++++ Supplied records
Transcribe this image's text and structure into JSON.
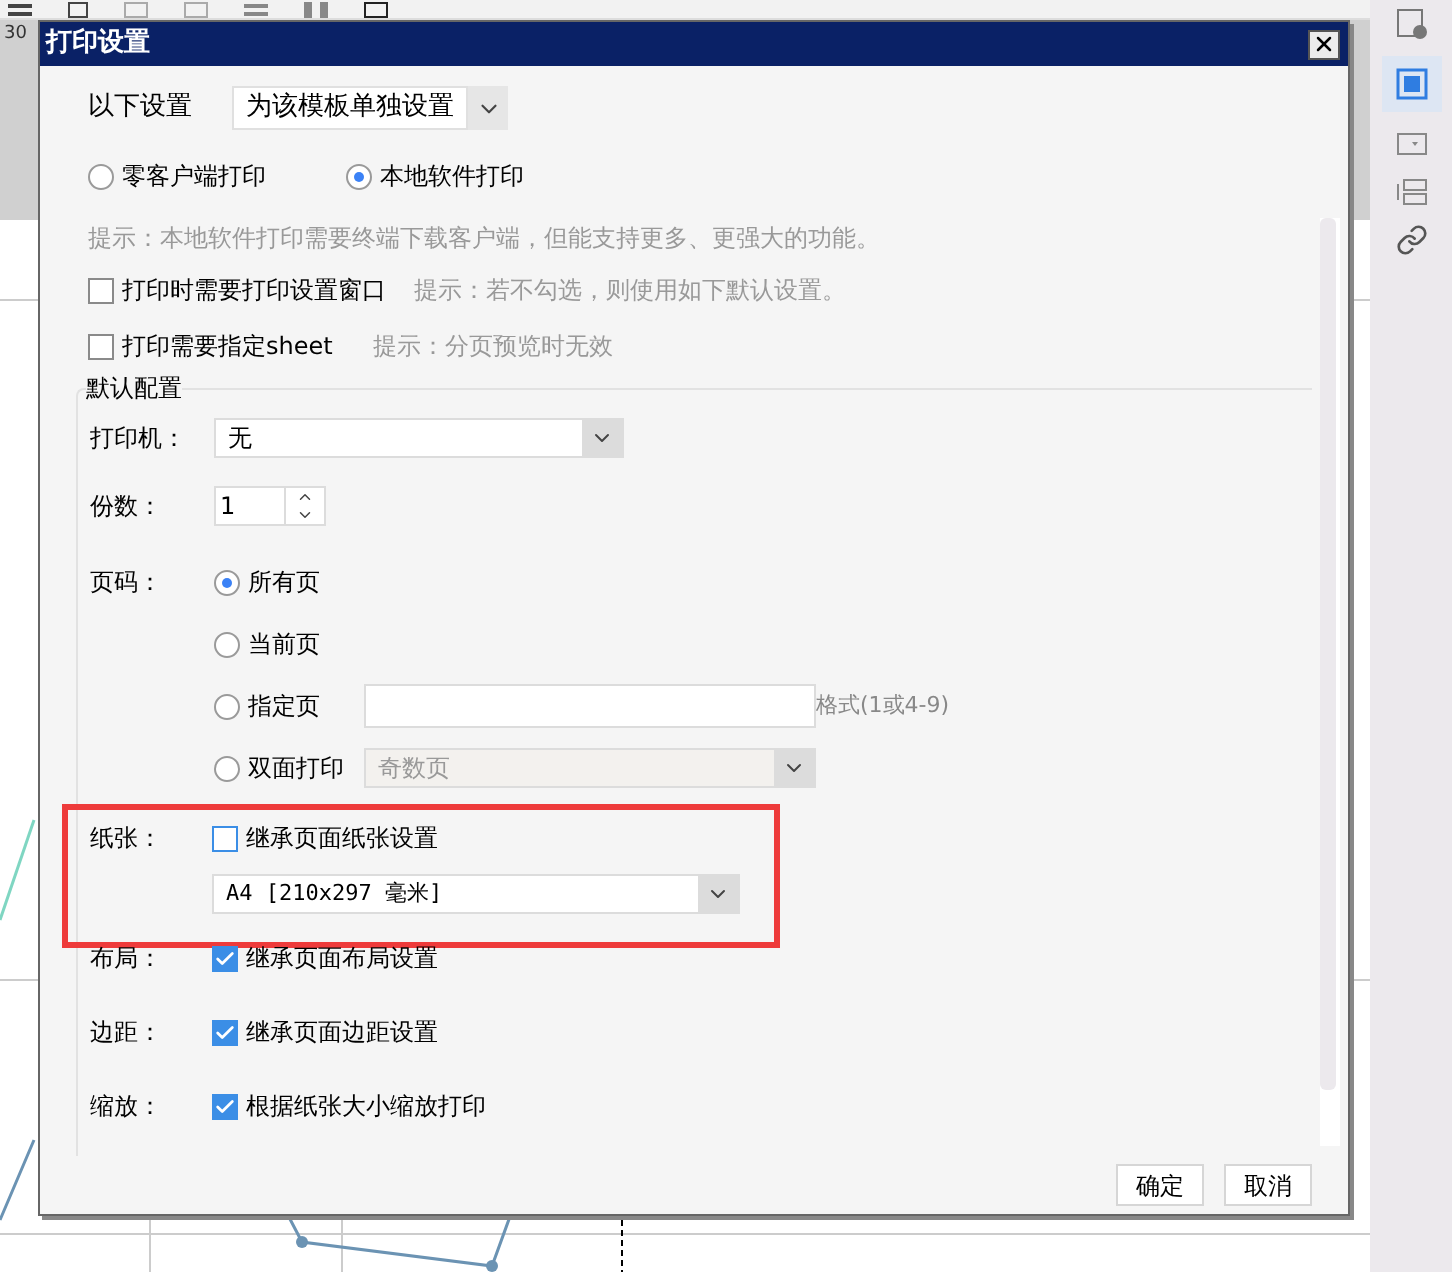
{
  "ruler_label": "30",
  "dialog": {
    "title": "打印设置",
    "scope": {
      "label": "以下设置",
      "value": "为该模板单独设置"
    },
    "print_modes": [
      {
        "label": "零客户端打印",
        "selected": false
      },
      {
        "label": "本地软件打印",
        "selected": true
      }
    ],
    "mode_hint": "提示：本地软件打印需要终端下载客户端，但能支持更多、更强大的功能。",
    "options": [
      {
        "label": "打印时需要打印设置窗口",
        "checked": false,
        "hint": "提示：若不勾选，则使用如下默认设置。"
      },
      {
        "label": "打印需要指定sheet",
        "checked": false,
        "hint": "提示：分页预览时无效"
      }
    ],
    "defaults": {
      "title": "默认配置",
      "printer": {
        "label": "打印机：",
        "value": "无"
      },
      "copies": {
        "label": "份数：",
        "value": "1"
      },
      "pages": {
        "label": "页码：",
        "choices": [
          {
            "kind": "plain",
            "label": "所有页",
            "selected": true
          },
          {
            "kind": "plain",
            "label": "当前页",
            "selected": false
          },
          {
            "kind": "input",
            "label": "指定页",
            "hint": "格式(1或4-9)",
            "selected": false
          },
          {
            "kind": "select",
            "label": "双面打印",
            "value": "奇数页",
            "disabled": true,
            "selected": false
          }
        ]
      },
      "settings": [
        {
          "label": "纸张：",
          "option": "继承页面纸张设置",
          "checked": false,
          "highlighted": true,
          "size": "A4 [210x297 毫米]"
        },
        {
          "label": "布局：",
          "option": "继承页面布局设置",
          "checked": true,
          "highlighted": false
        },
        {
          "label": "边距：",
          "option": "继承页面边距设置",
          "checked": true,
          "highlighted": false
        },
        {
          "label": "缩放：",
          "option": "根据纸张大小缩放打印",
          "checked": true,
          "highlighted": false
        }
      ]
    },
    "buttons": [
      "确定",
      "取消"
    ]
  }
}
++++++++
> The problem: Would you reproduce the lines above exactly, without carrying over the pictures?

> Problem solution:
Transcribe this image's text and structure into JSON.
{
  "ruler_label": "30",
  "dialog": {
    "title": "打印设置",
    "scope": {
      "label": "以下设置",
      "value": "为该模板单独设置"
    },
    "print_modes": [
      {
        "label": "零客户端打印",
        "selected": false
      },
      {
        "label": "本地软件打印",
        "selected": true
      }
    ],
    "mode_hint": "提示：本地软件打印需要终端下载客户端，但能支持更多、更强大的功能。",
    "options": [
      {
        "label": "打印时需要打印设置窗口",
        "checked": false,
        "hint": "提示：若不勾选，则使用如下默认设置。"
      },
      {
        "label": "打印需要指定sheet",
        "checked": false,
        "hint": "提示：分页预览时无效"
      }
    ],
    "defaults": {
      "title": "默认配置",
      "printer": {
        "label": "打印机：",
        "value": "无"
      },
      "copies": {
        "label": "份数：",
        "value": "1"
      },
      "pages": {
        "label": "页码：",
        "choices": [
          {
            "kind": "plain",
            "label": "所有页",
            "selected": true
          },
          {
            "kind": "plain",
            "label": "当前页",
            "selected": false
          },
          {
            "kind": "input",
            "label": "指定页",
            "hint": "格式(1或4-9)",
            "selected": false
          },
          {
            "kind": "select",
            "label": "双面打印",
            "value": "奇数页",
            "disabled": true,
            "selected": false
          }
        ]
      },
      "settings": [
        {
          "label": "纸张：",
          "option": "继承页面纸张设置",
          "checked": false,
          "highlighted": true,
          "size": "A4 [210x297 毫米]"
        },
        {
          "label": "布局：",
          "option": "继承页面布局设置",
          "checked": true,
          "highlighted": false
        },
        {
          "label": "边距：",
          "option": "继承页面边距设置",
          "checked": true,
          "highlighted": false
        },
        {
          "label": "缩放：",
          "option": "根据纸张大小缩放打印",
          "checked": true,
          "highlighted": false
        }
      ]
    },
    "buttons": [
      "确定",
      "取消"
    ]
  }
}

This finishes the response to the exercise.